However, a few months later, Jeff received a promotion at work to become part of the group management at Coca-Cola headquarters in South Africa. At this point, Lydia was more solemn than excited as she had hoped he would settle home so they could build their life together. After discussing the issues, the couple agreed that Jeff would turn down the job. They also sat down to discuss the dilemma with friends, something Lydia stressed during the talk.
“It is important to have accountability partners who are also married and who you can be real with,” she said. In this case, their friends advised them to check and see if Jeff’s employees could help get Lydia some job interviews in some hospitals in South Africa. It turns out it was a possibility. The couple moved and worked there for a year and a half before returning home.
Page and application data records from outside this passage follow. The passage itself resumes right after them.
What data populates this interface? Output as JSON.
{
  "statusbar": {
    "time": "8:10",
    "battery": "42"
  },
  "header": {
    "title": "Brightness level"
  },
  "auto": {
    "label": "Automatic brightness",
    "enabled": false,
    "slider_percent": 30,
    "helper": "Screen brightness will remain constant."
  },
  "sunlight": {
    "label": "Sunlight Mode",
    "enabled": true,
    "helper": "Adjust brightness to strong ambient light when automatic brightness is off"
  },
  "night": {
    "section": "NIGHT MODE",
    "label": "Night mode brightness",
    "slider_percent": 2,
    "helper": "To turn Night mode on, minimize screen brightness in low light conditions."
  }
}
She concludes that being understanding and making compromises whenever one had to travel is the trick that enabled them to maintain their bond.
How they met
Dr Lydia revealed that they first met in primary three while pupils of Nakasero primary school, Kampala but she quite doesn’t remember him well except for their mutual friends.
Her significant half rather says he just has a vivid memory of a little girl in his class with two puffs on her head.
The two were later to meet again as students pursuing a medical course at a university in the United Kingdom.
“It happened to be my third year when I met again this young lady who was the MC at our medical dinner,” Dr Jeff said. “At that time, I was 23 when I decided to ask her to be my girlfriend which she turned down.
It was after 10 years when the couple met again and the capacity builder received a positive response.
Dr Lydia explained that she eventually accepted because in between those years she dated other men but they didn’t quite understand her background.
“By that time I had lived 19 years of my life in the UK and I also come from a family that is deeply embedded in the Buganda culture,” she revealed. “So I needed somebody who understood both sides of me and its only Jeff because we were doing the same thing.”
Dr Jeff added that meeting after 10 years was the right time because he had become mature and secure in himself.
“I had gotten to a place where I wanted to be honest, faithful and keep myself until I met the right person,” he added. “I had develop academically, financially and socially enough to be an equal partner with Lydia.”
His wife agreed saying she also accepted his proposal because he had become a progressive man.
The physician further encouraged the single ladies in the audience to aim for a man who has a plan for his life, is on a journey of self-improvement and also going where God wants him to go.
The two later got married and have been blessed with three children with the eldest son Tendo Sebuyira at 20 years , the second son David Sebuyira at 18 years and a last born daughter, Ssubi Sebuyira at 15 years. They also have an adopted son called Douglas Sebuyira who is 18 years old.
Dr Jeff Sebuyira is holds a doctorate Business Leadership from the University of South Africa and is a capacity building expert with a strong business leadership and financial background. He has worked for multinational organisations in various parts of the world.
He specialises in facilitating the development of Strategic Plans, business coaching, financial training, team building, and leadership essentials.
Dr. Lydia Mpanga is the director of Capacity Building at Imprint (U) Ltd, a clinical assistant professor in the department of Global Health, University of Washington, and an internationally certified executive coach.
Her executive coaching is for leaders and managers in the private and health, NGO sectors, especially in the context of culture or career change, leadership development and maximising individual potential.